“The evidence for acupuncture helping in miscarriage is flimsy because the studies haven’t been done. It’s quite easy to evaluate if there’s a pregnancy at the end of an IVF cycle because you’re monitoring the woman very carefully but lots of women will have a miscarriage and you’d have to give thousands acupuncture and compare them with a group who didn’t have acupuncture to see if the rates of miscarriage were different and that work’s never been done.

“What is clear about acupuncture is that it’s safe and it certainly does something to the female gynaecology which generally appears to be positive.

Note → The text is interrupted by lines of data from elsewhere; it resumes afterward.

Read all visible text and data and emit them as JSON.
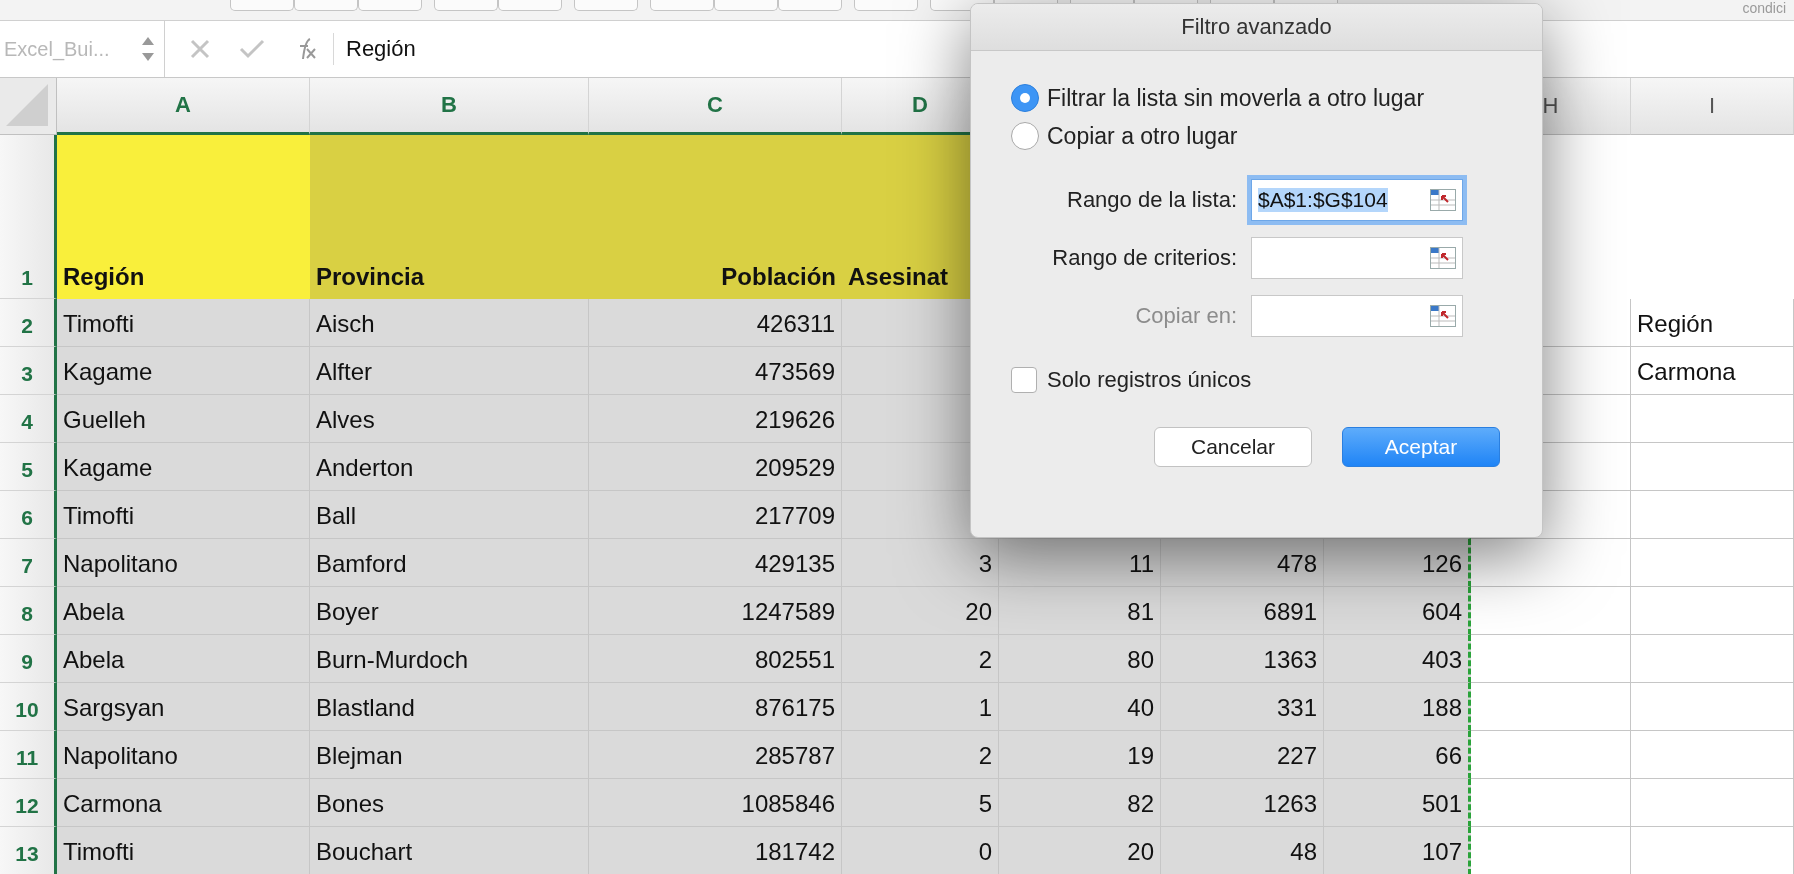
{
  "ribbon": {
    "text": "condici"
  },
  "formula_bar": {
    "name_box": "Excel_Bui...",
    "formula": "Región"
  },
  "columns": [
    {
      "letter": "A",
      "selected": true,
      "color": "#f9ef3b",
      "kind": "text"
    },
    {
      "letter": "B",
      "selected": true,
      "color": "#d9d043",
      "kind": "text"
    },
    {
      "letter": "C",
      "selected": true,
      "color": "#d9d043",
      "kind": "number"
    },
    {
      "letter": "D",
      "selected": true,
      "color": "#d9d043",
      "kind": "number"
    },
    {
      "selected": true,
      "kind": "number"
    },
    {
      "selected": true,
      "kind": "number"
    },
    {
      "selected": true,
      "kind": "number"
    },
    {
      "letter": "H",
      "selected": false,
      "kind": "text"
    },
    {
      "letter": "I",
      "selected": false,
      "kind": "text"
    }
  ],
  "header_row": {
    "number": "1",
    "cells": [
      {
        "text": "Región",
        "kind": "text"
      },
      {
        "text": "Provincia",
        "kind": "text"
      },
      {
        "text": "Población",
        "kind": "number"
      },
      {
        "text": "Asesinat",
        "kind": "text"
      },
      null,
      null,
      null,
      null,
      null
    ]
  },
  "rows": [
    {
      "number": "2",
      "cells": [
        "Timofti",
        "Aisch",
        "426311",
        null,
        null,
        null,
        null,
        null,
        "Región"
      ]
    },
    {
      "number": "3",
      "cells": [
        "Kagame",
        "Alfter",
        "473569",
        null,
        null,
        null,
        null,
        null,
        "Carmona"
      ]
    },
    {
      "number": "4",
      "cells": [
        "Guelleh",
        "Alves",
        "219626",
        null,
        null,
        null,
        null,
        null,
        null
      ]
    },
    {
      "number": "5",
      "cells": [
        "Kagame",
        "Anderton",
        "209529",
        null,
        null,
        null,
        null,
        null,
        null
      ]
    },
    {
      "number": "6",
      "cells": [
        "Timofti",
        "Ball",
        "217709",
        null,
        null,
        null,
        null,
        null,
        null
      ]
    },
    {
      "number": "7",
      "cells": [
        "Napolitano",
        "Bamford",
        "429135",
        "3",
        "11",
        "478",
        "126",
        null,
        null
      ]
    },
    {
      "number": "8",
      "cells": [
        "Abela",
        "Boyer",
        "1247589",
        "20",
        "81",
        "6891",
        "604",
        null,
        null
      ]
    },
    {
      "number": "9",
      "cells": [
        "Abela",
        "Burn-Murdoch",
        "802551",
        "2",
        "80",
        "1363",
        "403",
        null,
        null
      ]
    },
    {
      "number": "10",
      "cells": [
        "Sargsyan",
        "Blastland",
        "876175",
        "1",
        "40",
        "331",
        "188",
        null,
        null
      ]
    },
    {
      "number": "11",
      "cells": [
        "Napolitano",
        "Blejman",
        "285787",
        "2",
        "19",
        "227",
        "66",
        null,
        null
      ]
    },
    {
      "number": "12",
      "cells": [
        "Carmona",
        "Bones",
        "1085846",
        "5",
        "82",
        "1263",
        "501",
        null,
        null
      ]
    },
    {
      "number": "13",
      "cells": [
        "Timofti",
        "Bouchart",
        "181742",
        "0",
        "20",
        "48",
        "107",
        null,
        null
      ]
    }
  ],
  "dialog": {
    "title": "Filtro avanzado",
    "options": [
      {
        "label": "Filtrar la lista sin moverla a otro lugar",
        "selected": true
      },
      {
        "label": "Copiar a otro lugar",
        "selected": false
      }
    ],
    "fields": [
      {
        "label": "Rango de la lista:",
        "value": "$A$1:$G$104",
        "focused": true,
        "disabled": false
      },
      {
        "label": "Rango de criterios:",
        "focused": false,
        "disabled": false
      },
      {
        "label": "Copiar en:",
        "focused": false,
        "disabled": true
      }
    ],
    "unique_only": {
      "label": "Solo registros únicos",
      "checked": false
    },
    "buttons": [
      {
        "label": "Cancelar",
        "kind": "secondary"
      },
      {
        "label": "Aceptar",
        "kind": "primary"
      }
    ]
  }
}
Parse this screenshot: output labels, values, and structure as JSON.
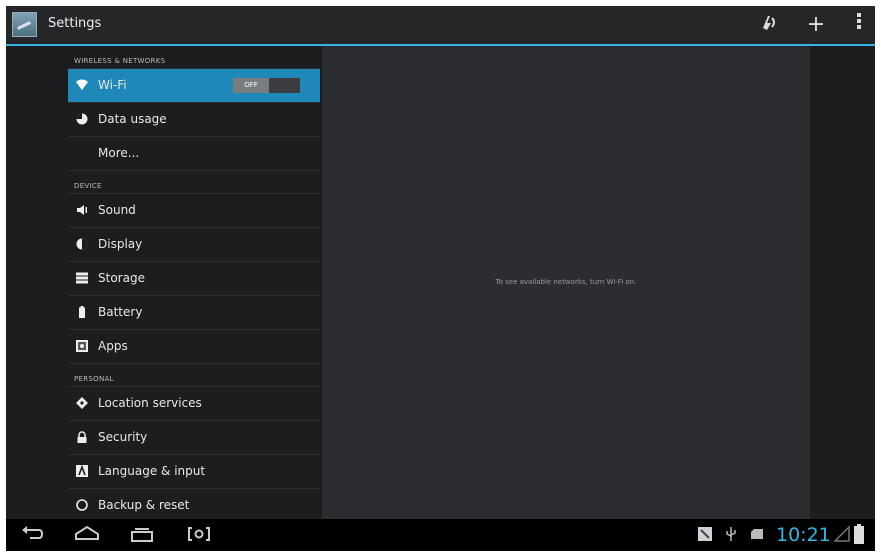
{
  "actionbar": {
    "title": "Settings",
    "icons": [
      "wireless-icon",
      "add-icon",
      "overflow-icon"
    ]
  },
  "sections": {
    "wireless": "WIRELESS & NETWORKS",
    "device": "DEVICE",
    "personal": "PERSONAL"
  },
  "items": {
    "wifi": "Wi-Fi",
    "wifi_toggle": "OFF",
    "data_usage": "Data usage",
    "more": "More...",
    "sound": "Sound",
    "display": "Display",
    "storage": "Storage",
    "battery": "Battery",
    "apps": "Apps",
    "location": "Location services",
    "security": "Security",
    "language": "Language & input",
    "backup": "Backup & reset"
  },
  "main": {
    "message": "To see available networks, turn Wi-Fi on."
  },
  "statusbar": {
    "time": "10:21"
  },
  "colors": {
    "accent": "#33b5e5",
    "active_row": "#1e88b8"
  }
}
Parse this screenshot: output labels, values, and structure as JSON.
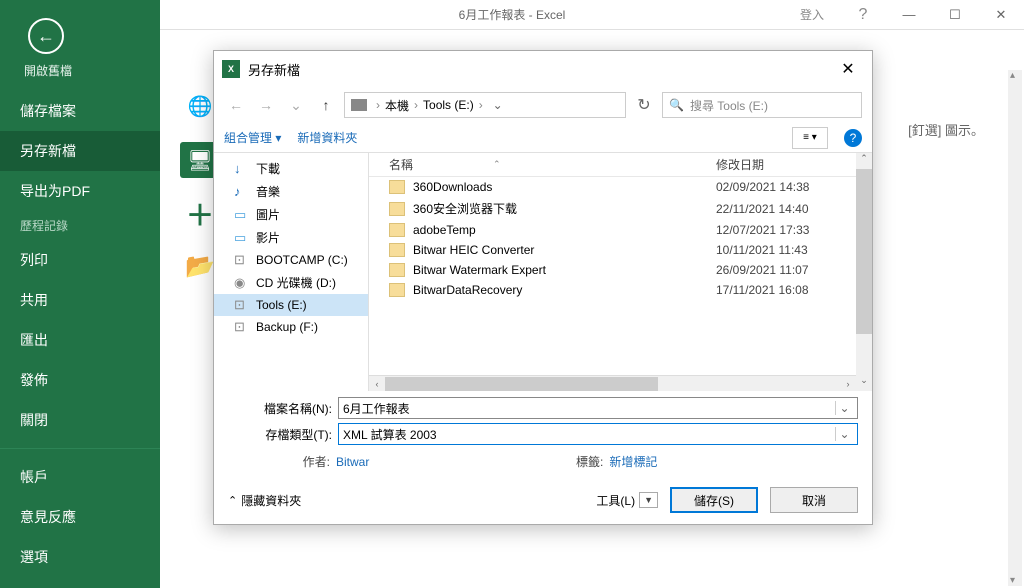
{
  "window": {
    "title": "6月工作報表 - Excel",
    "login": "登入"
  },
  "sidebar": {
    "back_title": "開啟舊檔",
    "items": [
      "儲存檔案",
      "另存新檔",
      "导出为PDF",
      "列印",
      "共用",
      "匯出",
      "發佈",
      "關閉",
      "帳戶",
      "意見反應",
      "選項"
    ],
    "history_label": "歷程記錄"
  },
  "content": {
    "hint": "[釘選] 圖示。"
  },
  "dialog": {
    "title": "另存新檔",
    "breadcrumb": {
      "root": "本機",
      "drive": "Tools (E:)"
    },
    "search_placeholder": "搜尋 Tools (E:)",
    "toolbar": {
      "organize": "組合管理 ▾",
      "new_folder": "新增資料夾"
    },
    "tree": [
      {
        "icon": "↓",
        "label": "下載",
        "color": "#1a6bb8"
      },
      {
        "icon": "♪",
        "label": "音樂",
        "color": "#1a6bb8"
      },
      {
        "icon": "▭",
        "label": "圖片",
        "color": "#4aa3df"
      },
      {
        "icon": "▭",
        "label": "影片",
        "color": "#4aa3df"
      },
      {
        "icon": "⊡",
        "label": "BOOTCAMP (C:)",
        "color": "#888"
      },
      {
        "icon": "◉",
        "label": "CD 光碟機 (D:)",
        "color": "#888"
      },
      {
        "icon": "⊡",
        "label": "Tools (E:)",
        "color": "#888",
        "selected": true
      },
      {
        "icon": "⊡",
        "label": "Backup (F:)",
        "color": "#888"
      }
    ],
    "columns": {
      "name": "名稱",
      "date": "修改日期"
    },
    "files": [
      {
        "name": "360Downloads",
        "date": "02/09/2021 14:38"
      },
      {
        "name": "360安全浏览器下载",
        "date": "22/11/2021 14:40"
      },
      {
        "name": "adobeTemp",
        "date": "12/07/2021 17:33"
      },
      {
        "name": "Bitwar HEIC Converter",
        "date": "10/11/2021 11:43"
      },
      {
        "name": "Bitwar Watermark Expert",
        "date": "26/09/2021 11:07"
      },
      {
        "name": "BitwarDataRecovery",
        "date": "17/11/2021 16:08"
      }
    ],
    "filename_label": "檔案名稱(N):",
    "filename_value": "6月工作報表",
    "filetype_label": "存檔類型(T):",
    "filetype_value": "XML 試算表 2003",
    "author_label": "作者:",
    "author_value": "Bitwar",
    "tags_label": "標籤:",
    "tags_value": "新增標記",
    "hide_folders": "隱藏資料夾",
    "tools_label": "工具(L)",
    "save_btn": "儲存(S)",
    "cancel_btn": "取消"
  }
}
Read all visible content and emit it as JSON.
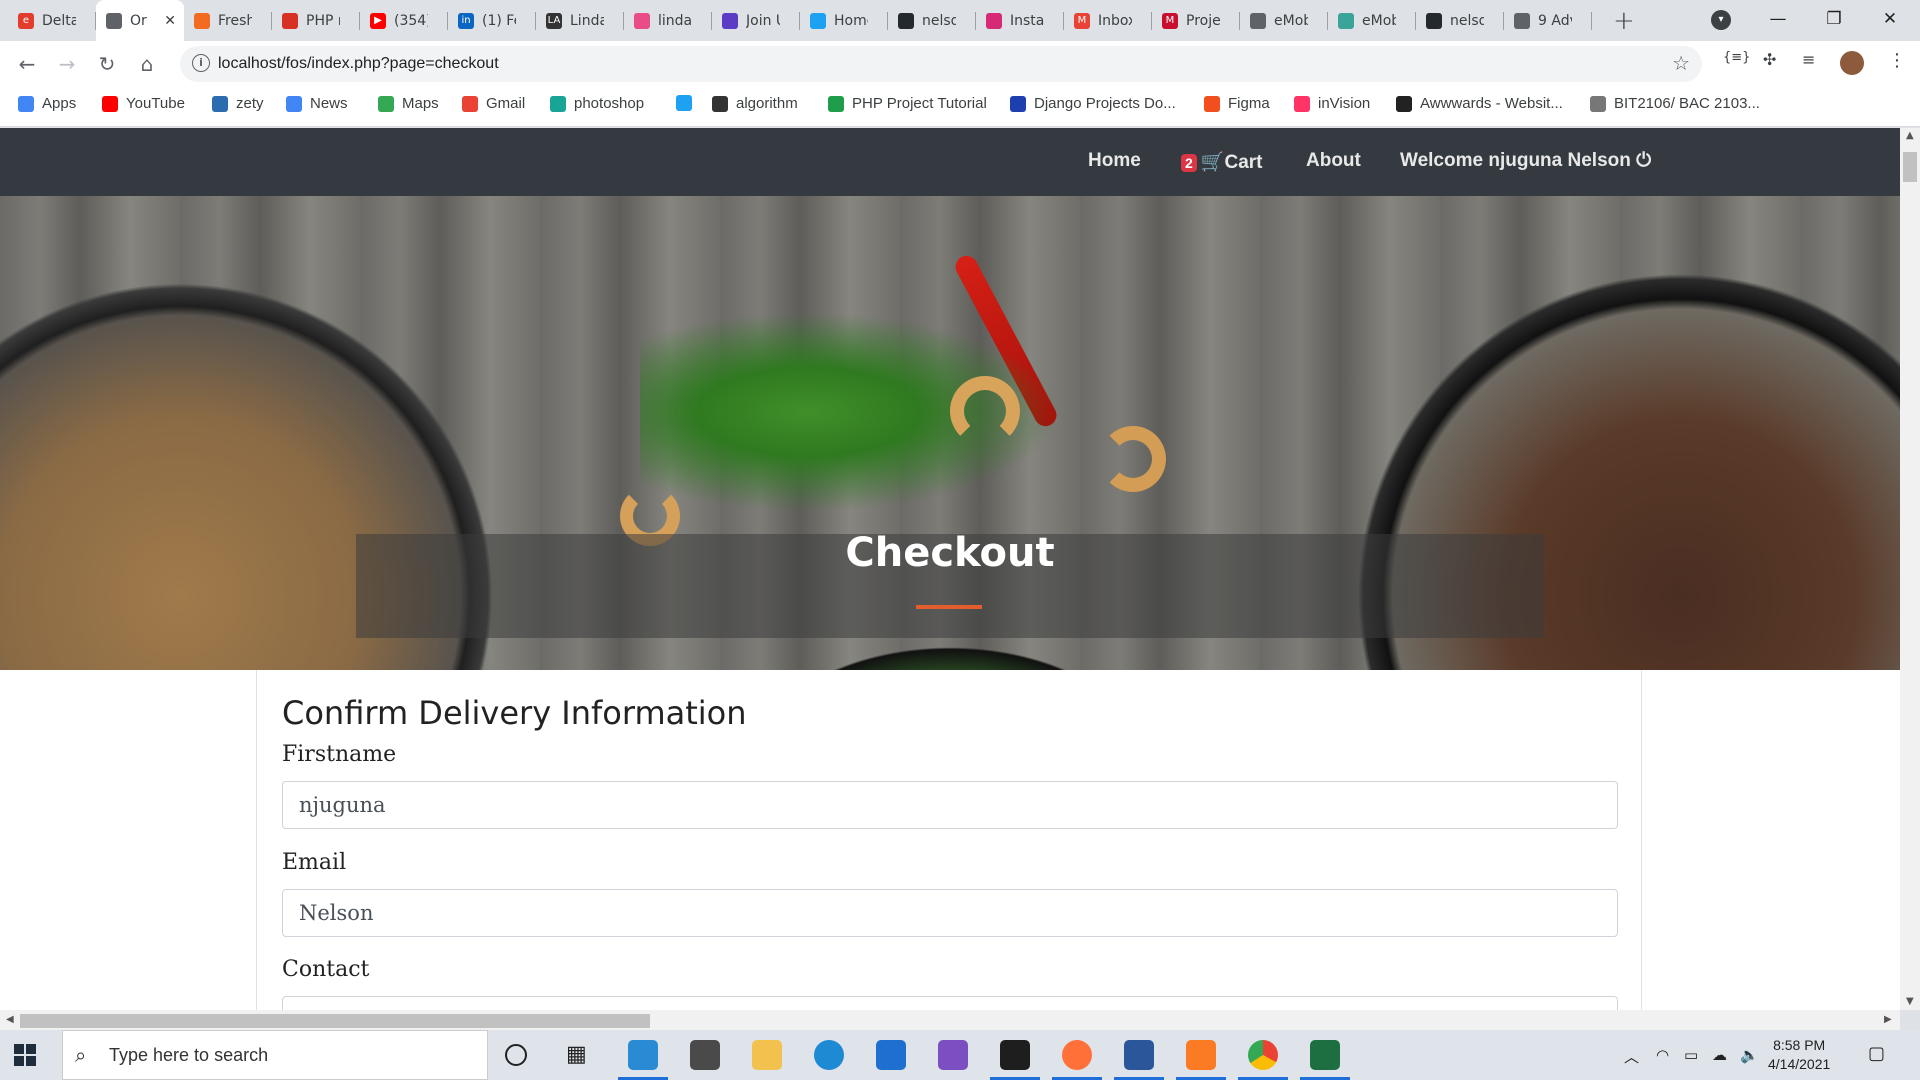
{
  "browser": {
    "tabs": [
      {
        "title": "Delta",
        "color": "#e23c2d",
        "glyph": "e"
      },
      {
        "title": "Or",
        "color": "#5f6368",
        "glyph": "",
        "active": true
      },
      {
        "title": "Fresh",
        "color": "#f26b21",
        "glyph": ""
      },
      {
        "title": "PHP r",
        "color": "#d93025",
        "glyph": ""
      },
      {
        "title": "(354)",
        "color": "#ff0000",
        "glyph": "▶"
      },
      {
        "title": "(1) Fe",
        "color": "#0a66c2",
        "glyph": "in"
      },
      {
        "title": "Linda",
        "color": "#333333",
        "glyph": "LA"
      },
      {
        "title": "linda",
        "color": "#ea4c89",
        "glyph": ""
      },
      {
        "title": "Join U",
        "color": "#5b3cc4",
        "glyph": ""
      },
      {
        "title": "Home",
        "color": "#1da1f2",
        "glyph": ""
      },
      {
        "title": "nelso",
        "color": "#24292e",
        "glyph": ""
      },
      {
        "title": "Instag",
        "color": "#d62976",
        "glyph": ""
      },
      {
        "title": "Inbox",
        "color": "#ea4335",
        "glyph": "M"
      },
      {
        "title": "Proje",
        "color": "#c8102e",
        "glyph": "M"
      },
      {
        "title": "eMob",
        "color": "#5f6368",
        "glyph": ""
      },
      {
        "title": "eMob",
        "color": "#3aa39a",
        "glyph": ""
      },
      {
        "title": "nelso",
        "color": "#24292e",
        "glyph": ""
      },
      {
        "title": "9 Adv",
        "color": "#5f6368",
        "glyph": ""
      }
    ],
    "url": "localhost/fos/index.php?page=checkout",
    "bookmarks": [
      {
        "label": "Apps",
        "color": "#4285f4"
      },
      {
        "label": "YouTube",
        "color": "#ff0000"
      },
      {
        "label": "zety",
        "color": "#2b6cb0"
      },
      {
        "label": "News",
        "color": "#4285f4"
      },
      {
        "label": "Maps",
        "color": "#34a853"
      },
      {
        "label": "Gmail",
        "color": "#ea4335"
      },
      {
        "label": "photoshop",
        "color": "#18a497"
      },
      {
        "label": "",
        "color": "#1da1f2"
      },
      {
        "label": "algorithm",
        "color": "#333333"
      },
      {
        "label": "PHP Project Tutorial",
        "color": "#1e9e4a"
      },
      {
        "label": "Django Projects Do...",
        "color": "#1e40af"
      },
      {
        "label": "Figma",
        "color": "#f24e1e"
      },
      {
        "label": "inVision",
        "color": "#ff3366"
      },
      {
        "label": "Awwwards - Websit...",
        "color": "#222222"
      },
      {
        "label": "BIT2106/ BAC 2103...",
        "color": "#777777"
      }
    ]
  },
  "site": {
    "nav": {
      "home": "Home",
      "cart_count": "2",
      "cart": "Cart",
      "about": "About",
      "welcome": "Welcome njuguna Nelson"
    },
    "hero_title": "Checkout",
    "form": {
      "title": "Confirm Delivery Information",
      "firstname_label": "Firstname",
      "firstname_value": "njuguna",
      "email_label": "Email",
      "email_value": "Nelson",
      "contact_label": "Contact",
      "contact_value": ""
    }
  },
  "taskbar": {
    "search_placeholder": "Type here to search",
    "time": "8:58 PM",
    "date": "4/14/2021"
  },
  "colors": {
    "nav_bg": "#343a40",
    "accent_rule": "#e35d2f",
    "cart_badge": "#dc3545"
  }
}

“There’s quite a good study on PMS which suggests acupuncture does work.It’s quite difficult to measure things like irregular periods though there’s lots of anecdotal evidence that acupuncture helps but there isn’t a solid clinical trial to say that it does or doesn’t.

“I would say that acupuncture is a very safe procedure and with IVF you need two or three treatments around the time of implantation. If you want something for irregular periods or hot flushes it’s a series of six to eight treatments and you begin to get some response after the first five or six. If you feel that you’re not getting a response in that sort of time it’s probably not worth going on. You might spend a little bit of money but you’re not going to run a big risk and it does not interact with 99 per cent of medications.”